Example 2: Inheritance Scenario

Suppose Alice adversely possesses a property for 15 years, and the statutory period is 25 years. Alice passes away, and her son Bob inherits the property and continues the adverse possession for another 10 years. Here, the privity established through inheritance allows Bob to tack Alice’s 15 years onto his own 10, meeting the 25-year requirement.

Legal Challenges and Considerations

Proving Privity

One of the significant challenges in tacking is proving privity between successive possessors. This proof can sometimes be contentious, requiring clear and convincing evidence of a legal relationship.

Jurisdictional Variations

The rules and requirements for tacking can vary significantly between jurisdictions. Some states may have additional requirements or limitations, making it essential to understand the specific laws in your area.

Interruptions in Possession

Continuous possession is a critical element of adverse possession and tacking. Any interruptions can reset the clock, making it impossible to tack periods together. Courts will closely examine any gaps or interruptions in possession.

Common Misconceptions About Tacking

Myth 1: Tacking Can Occur Without Privity

As discussed, privity is essential for tacking. Without a legal connection, successive periods of possession cannot be combined.

Myth 2: Tacking Applies Only to Land

While tacking is most commonly associated with land, the concept can apply to other types of property, such as personal property, provided the legal requirements are met.

Myth 3: Tacking Is Automatic

Tacking is not an automatic process. It requires legal action and proof of all necessary elements, including continuous possession and privity.


What is the primary benefit of tacking in property law?

The primary benefit of tacking is that it allows successive adverse possessors to combine their periods of possession, making it easier to meet the statutory period required to claim ownership.

Can tacking be used for any type of property?

While commonly associated with real estate, tacking can apply to other types of property, such as personal property, as long as the legal requirements are met.

What happens if there is a gap in possession?

If there is a gap or interruption in possession, the continuity required for adverse possession is broken, and tacking cannot occur. Each period of possession would then need to meet the statutory requirement independently.

How can one prove privity for tacking purposes?

Proving privity typically requires clear evidence of a legal relationship between successive possessors, such as a deed, will, or formal agreement.

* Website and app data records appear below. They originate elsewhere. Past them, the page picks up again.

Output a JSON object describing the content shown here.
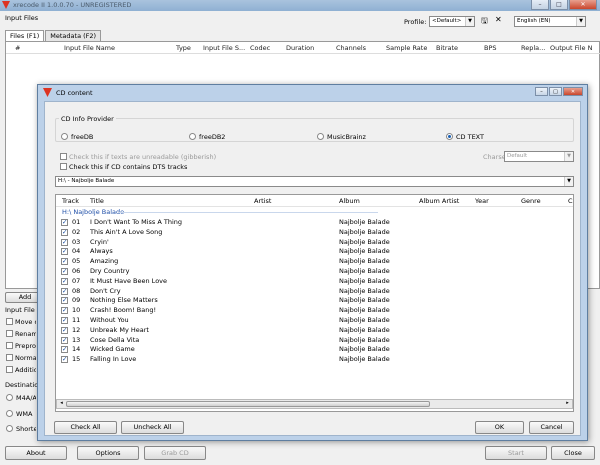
{
  "window": {
    "title": "xrecode II 1.0.0.70 - UNREGISTERED",
    "minimize": "–",
    "maximize": "□",
    "close": "✕"
  },
  "main": {
    "input_files_label": "Input Files",
    "profile_label": "Profile:",
    "profile_value": "<Default>",
    "language_value": "English (EN)",
    "tabs": [
      "Files (F1)",
      "Metadata (F2)"
    ],
    "columns": [
      "#",
      "Input File Name",
      "Type",
      "Input File S...",
      "Codec",
      "Duration",
      "Channels",
      "Sample Rate",
      "Bitrate",
      "BPS",
      "Repla...",
      "Output File N"
    ],
    "add_button": "Add",
    "input_file_settings_label": "Input File S",
    "side_options": [
      "Move o",
      "Renam",
      "Preproc",
      "Normal",
      "Additio"
    ],
    "destination_label": "Destination",
    "destination_radios": [
      "M4A/A",
      "WMA",
      "Shorten"
    ],
    "bottom_buttons": {
      "about": "About",
      "options": "Options",
      "grab_cd": "Grab CD",
      "start": "Start",
      "close": "Close"
    }
  },
  "dialog": {
    "title": "CD content",
    "provider_caption": "CD Info Provider",
    "providers": [
      {
        "label": "freeDB",
        "checked": false
      },
      {
        "label": "freeDB2",
        "checked": false
      },
      {
        "label": "MusicBrainz",
        "checked": false
      },
      {
        "label": "CD TEXT",
        "checked": true
      }
    ],
    "check_gibberish": "Check this if texts are unreadable (gibberish)",
    "check_dts": "Check this if CD contains DTS tracks",
    "charset_label": "Charset",
    "charset_value": "Default",
    "cd_selector": "H:\\ - Najbolje Balade",
    "columns": [
      "Track",
      "Title",
      "Artist",
      "Album",
      "Album Artist",
      "Year",
      "Genre",
      "C"
    ],
    "group_label": "H:\\ Najbolje Balade",
    "tracks": [
      {
        "track": "01",
        "title": "I Don't Want To Miss A Thing",
        "album": "Najbolje Balade"
      },
      {
        "track": "02",
        "title": "This Ain't A Love Song",
        "album": "Najbolje Balade"
      },
      {
        "track": "03",
        "title": "Cryin'",
        "album": "Najbolje Balade"
      },
      {
        "track": "04",
        "title": "Always",
        "album": "Najbolje Balade"
      },
      {
        "track": "05",
        "title": "Amazing",
        "album": "Najbolje Balade"
      },
      {
        "track": "06",
        "title": "Dry Country",
        "album": "Najbolje Balade"
      },
      {
        "track": "07",
        "title": "It Must Have Been Love",
        "album": "Najbolje Balade"
      },
      {
        "track": "08",
        "title": "Don't Cry",
        "album": "Najbolje Balade"
      },
      {
        "track": "09",
        "title": "Nothing Else Matters",
        "album": "Najbolje Balade"
      },
      {
        "track": "10",
        "title": "Crash! Boom! Bang!",
        "album": "Najbolje Balade"
      },
      {
        "track": "11",
        "title": "Without You",
        "album": "Najbolje Balade"
      },
      {
        "track": "12",
        "title": "Unbreak My Heart",
        "album": "Najbolje Balade"
      },
      {
        "track": "13",
        "title": "Cose Della Vita",
        "album": "Najbolje Balade"
      },
      {
        "track": "14",
        "title": "Wicked Game",
        "album": "Najbolje Balade"
      },
      {
        "track": "15",
        "title": "Falling In Love",
        "album": "Najbolje Balade"
      }
    ],
    "buttons": {
      "check_all": "Check All",
      "uncheck_all": "Uncheck All",
      "ok": "OK",
      "cancel": "Cancel"
    }
  }
}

Does tacking apply in all jurisdictions?

Tacking is recognized in many jurisdictions, but the specific rules and requirements can vary. It’s essential to consult local laws to understand how tacking applies in your area.


Tacking in property law is a fascinating and vital concept that plays a significant role in resolving property disputes and clarifying ownership. By allowing successive periods of adverse possession to be combined, tacking acknowledges the realities of how property can change hands over time. Whether you’re a legal professional, property owner, or simply a curious reader, understanding tacking can provide valuable insights into the complexities of property law.

In summary, tacking is all about continuity and legal connection. With the right conditions met, it can turn fragmented periods of possession into a seamless claim to ownership, highlighting the intricate dance between law and real-life property dynamics.

Authoritative Links

  1. Cornell Law School – Adverse Possession: https://www.law.cornell.edu/wex/adverse_possession
  2. American Bar Association – Property Law: https://www.americanbar.org/groups/real_property_trust_estate/publications/ereport/rpte-ereport-2020-06/
  3. Legal Information Institute – Tacking: https://www.law.cornell.edu/wex/tacking
  4. Nolo – Understanding Adverse Possession: https://www.nolo.com/legal-encyclopedia/adverse-possession-property-law
  5. FindLaw – Real Estate Law: https://www.findlaw.com/realestate.html

By understanding and utilizing the concept of tacking, property owners and legal professionals can navigate the complexities of property law with greater clarity and confidence.